§ **WORK ITEM**
Go over the records and count each line that has the string "than". Give the number and nothing else.

Items listed in a dataset

# # # # #

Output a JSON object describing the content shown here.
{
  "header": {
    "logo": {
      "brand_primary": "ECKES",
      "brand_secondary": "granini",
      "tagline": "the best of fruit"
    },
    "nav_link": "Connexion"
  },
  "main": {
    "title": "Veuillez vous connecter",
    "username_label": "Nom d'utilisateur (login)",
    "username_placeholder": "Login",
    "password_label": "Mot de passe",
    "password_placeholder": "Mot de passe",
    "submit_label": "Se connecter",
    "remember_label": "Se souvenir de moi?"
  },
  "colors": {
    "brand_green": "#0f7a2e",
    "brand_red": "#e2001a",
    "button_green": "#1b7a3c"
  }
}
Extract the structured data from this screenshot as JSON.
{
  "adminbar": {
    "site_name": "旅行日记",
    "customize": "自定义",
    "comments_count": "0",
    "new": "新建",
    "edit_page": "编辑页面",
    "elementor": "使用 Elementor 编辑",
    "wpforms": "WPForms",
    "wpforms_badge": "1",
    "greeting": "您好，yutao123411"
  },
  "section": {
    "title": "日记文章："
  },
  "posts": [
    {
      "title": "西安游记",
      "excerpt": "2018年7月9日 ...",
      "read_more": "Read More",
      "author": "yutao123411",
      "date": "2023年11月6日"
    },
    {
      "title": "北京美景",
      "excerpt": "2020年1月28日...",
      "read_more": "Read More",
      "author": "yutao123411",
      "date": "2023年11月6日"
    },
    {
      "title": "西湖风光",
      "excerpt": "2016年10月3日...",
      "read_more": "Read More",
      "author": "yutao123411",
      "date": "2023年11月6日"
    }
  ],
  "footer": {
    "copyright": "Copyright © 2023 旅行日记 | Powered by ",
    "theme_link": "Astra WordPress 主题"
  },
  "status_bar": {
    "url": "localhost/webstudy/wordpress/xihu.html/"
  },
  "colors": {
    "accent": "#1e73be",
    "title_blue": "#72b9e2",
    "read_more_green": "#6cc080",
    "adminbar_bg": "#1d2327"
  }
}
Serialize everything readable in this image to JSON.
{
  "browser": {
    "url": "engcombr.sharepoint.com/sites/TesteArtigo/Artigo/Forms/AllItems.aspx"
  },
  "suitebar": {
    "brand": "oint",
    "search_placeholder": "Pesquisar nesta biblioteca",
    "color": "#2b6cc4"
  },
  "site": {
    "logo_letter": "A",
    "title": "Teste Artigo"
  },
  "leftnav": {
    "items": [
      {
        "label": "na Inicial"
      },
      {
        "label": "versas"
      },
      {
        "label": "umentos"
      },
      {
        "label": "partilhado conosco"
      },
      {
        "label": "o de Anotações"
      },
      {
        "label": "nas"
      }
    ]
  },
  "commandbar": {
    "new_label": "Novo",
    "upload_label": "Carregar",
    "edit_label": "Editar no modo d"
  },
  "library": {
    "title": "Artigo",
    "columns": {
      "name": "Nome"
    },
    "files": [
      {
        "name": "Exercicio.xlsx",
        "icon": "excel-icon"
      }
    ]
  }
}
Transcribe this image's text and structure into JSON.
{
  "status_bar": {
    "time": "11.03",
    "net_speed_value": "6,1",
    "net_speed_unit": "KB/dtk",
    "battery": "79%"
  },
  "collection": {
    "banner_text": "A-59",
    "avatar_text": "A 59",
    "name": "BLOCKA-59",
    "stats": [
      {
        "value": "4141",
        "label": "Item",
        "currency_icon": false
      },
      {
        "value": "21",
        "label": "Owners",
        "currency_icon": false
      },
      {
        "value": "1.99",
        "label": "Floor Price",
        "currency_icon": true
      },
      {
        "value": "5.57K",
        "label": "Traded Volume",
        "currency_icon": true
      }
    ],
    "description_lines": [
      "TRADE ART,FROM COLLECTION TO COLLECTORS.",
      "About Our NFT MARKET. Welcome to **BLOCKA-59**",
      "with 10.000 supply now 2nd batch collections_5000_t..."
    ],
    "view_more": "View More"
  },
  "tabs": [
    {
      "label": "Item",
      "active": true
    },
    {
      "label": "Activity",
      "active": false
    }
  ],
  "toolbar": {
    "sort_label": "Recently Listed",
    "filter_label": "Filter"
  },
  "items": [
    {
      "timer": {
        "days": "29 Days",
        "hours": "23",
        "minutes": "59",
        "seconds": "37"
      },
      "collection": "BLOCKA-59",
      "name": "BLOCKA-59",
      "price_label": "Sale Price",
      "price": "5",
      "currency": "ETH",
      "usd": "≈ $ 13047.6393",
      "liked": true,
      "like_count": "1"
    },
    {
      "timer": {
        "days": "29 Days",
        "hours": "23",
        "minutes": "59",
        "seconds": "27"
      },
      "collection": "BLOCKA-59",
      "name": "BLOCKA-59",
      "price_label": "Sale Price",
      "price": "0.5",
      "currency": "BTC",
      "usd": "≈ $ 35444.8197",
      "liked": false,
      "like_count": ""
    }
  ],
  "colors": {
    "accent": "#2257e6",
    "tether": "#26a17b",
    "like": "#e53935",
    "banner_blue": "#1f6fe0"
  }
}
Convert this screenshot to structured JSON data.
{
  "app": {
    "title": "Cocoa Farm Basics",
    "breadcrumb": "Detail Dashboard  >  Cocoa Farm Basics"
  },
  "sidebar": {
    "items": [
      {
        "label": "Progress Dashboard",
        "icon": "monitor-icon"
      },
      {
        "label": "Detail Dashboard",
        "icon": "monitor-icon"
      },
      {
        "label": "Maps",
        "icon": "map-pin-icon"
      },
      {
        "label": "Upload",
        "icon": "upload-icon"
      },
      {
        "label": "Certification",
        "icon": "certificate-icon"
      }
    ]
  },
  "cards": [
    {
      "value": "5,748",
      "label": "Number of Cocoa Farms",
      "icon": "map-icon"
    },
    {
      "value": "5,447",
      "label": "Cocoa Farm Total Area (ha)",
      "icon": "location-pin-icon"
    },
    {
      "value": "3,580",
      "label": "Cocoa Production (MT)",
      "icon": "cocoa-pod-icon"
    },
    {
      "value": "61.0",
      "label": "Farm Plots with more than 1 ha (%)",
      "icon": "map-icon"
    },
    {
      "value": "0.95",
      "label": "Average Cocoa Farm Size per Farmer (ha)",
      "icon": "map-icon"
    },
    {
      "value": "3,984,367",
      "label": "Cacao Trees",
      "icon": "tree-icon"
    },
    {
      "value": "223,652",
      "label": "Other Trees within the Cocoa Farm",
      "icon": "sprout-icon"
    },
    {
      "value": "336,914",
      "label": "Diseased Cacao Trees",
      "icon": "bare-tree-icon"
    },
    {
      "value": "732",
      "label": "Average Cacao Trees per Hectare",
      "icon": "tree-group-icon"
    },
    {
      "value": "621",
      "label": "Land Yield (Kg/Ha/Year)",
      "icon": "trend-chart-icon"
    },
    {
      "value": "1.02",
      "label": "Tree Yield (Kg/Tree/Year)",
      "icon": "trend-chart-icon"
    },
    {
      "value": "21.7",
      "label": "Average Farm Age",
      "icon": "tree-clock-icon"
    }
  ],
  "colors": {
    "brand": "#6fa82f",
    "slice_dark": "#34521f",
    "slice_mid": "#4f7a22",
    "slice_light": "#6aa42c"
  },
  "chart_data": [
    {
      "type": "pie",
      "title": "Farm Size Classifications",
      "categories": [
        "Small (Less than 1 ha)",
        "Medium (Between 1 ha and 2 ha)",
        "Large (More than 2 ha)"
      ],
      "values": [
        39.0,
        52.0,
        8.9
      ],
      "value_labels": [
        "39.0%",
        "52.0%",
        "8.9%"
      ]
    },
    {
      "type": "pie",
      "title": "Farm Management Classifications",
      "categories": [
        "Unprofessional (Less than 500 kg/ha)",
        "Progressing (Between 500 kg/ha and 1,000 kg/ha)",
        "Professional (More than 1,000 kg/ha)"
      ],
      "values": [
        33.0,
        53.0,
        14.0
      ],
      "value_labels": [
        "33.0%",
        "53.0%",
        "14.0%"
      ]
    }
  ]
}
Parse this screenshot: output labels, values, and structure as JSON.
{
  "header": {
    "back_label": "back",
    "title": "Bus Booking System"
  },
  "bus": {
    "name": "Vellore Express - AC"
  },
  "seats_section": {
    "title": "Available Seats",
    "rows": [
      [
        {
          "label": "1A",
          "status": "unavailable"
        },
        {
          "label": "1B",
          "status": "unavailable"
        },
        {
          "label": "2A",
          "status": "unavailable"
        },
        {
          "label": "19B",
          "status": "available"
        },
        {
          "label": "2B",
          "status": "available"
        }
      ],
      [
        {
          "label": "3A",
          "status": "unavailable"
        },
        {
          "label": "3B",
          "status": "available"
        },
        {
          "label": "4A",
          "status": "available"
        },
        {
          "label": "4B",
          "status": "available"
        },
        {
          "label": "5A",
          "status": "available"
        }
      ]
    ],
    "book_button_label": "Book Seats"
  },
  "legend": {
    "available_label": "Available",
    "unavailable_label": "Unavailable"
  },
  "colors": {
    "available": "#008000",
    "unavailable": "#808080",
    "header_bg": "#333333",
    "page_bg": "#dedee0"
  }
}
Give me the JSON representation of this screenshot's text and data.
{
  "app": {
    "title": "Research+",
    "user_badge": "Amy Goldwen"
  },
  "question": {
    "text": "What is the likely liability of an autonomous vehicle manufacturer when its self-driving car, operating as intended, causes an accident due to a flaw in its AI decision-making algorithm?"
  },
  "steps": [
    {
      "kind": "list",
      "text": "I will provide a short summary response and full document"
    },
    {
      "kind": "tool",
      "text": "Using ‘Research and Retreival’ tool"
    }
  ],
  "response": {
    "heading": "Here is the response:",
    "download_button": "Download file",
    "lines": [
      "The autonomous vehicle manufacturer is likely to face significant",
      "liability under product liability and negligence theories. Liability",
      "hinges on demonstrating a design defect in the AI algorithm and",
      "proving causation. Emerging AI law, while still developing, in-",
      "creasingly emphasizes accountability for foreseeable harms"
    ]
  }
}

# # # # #

§ **OUTPUT OF THE TASK**
5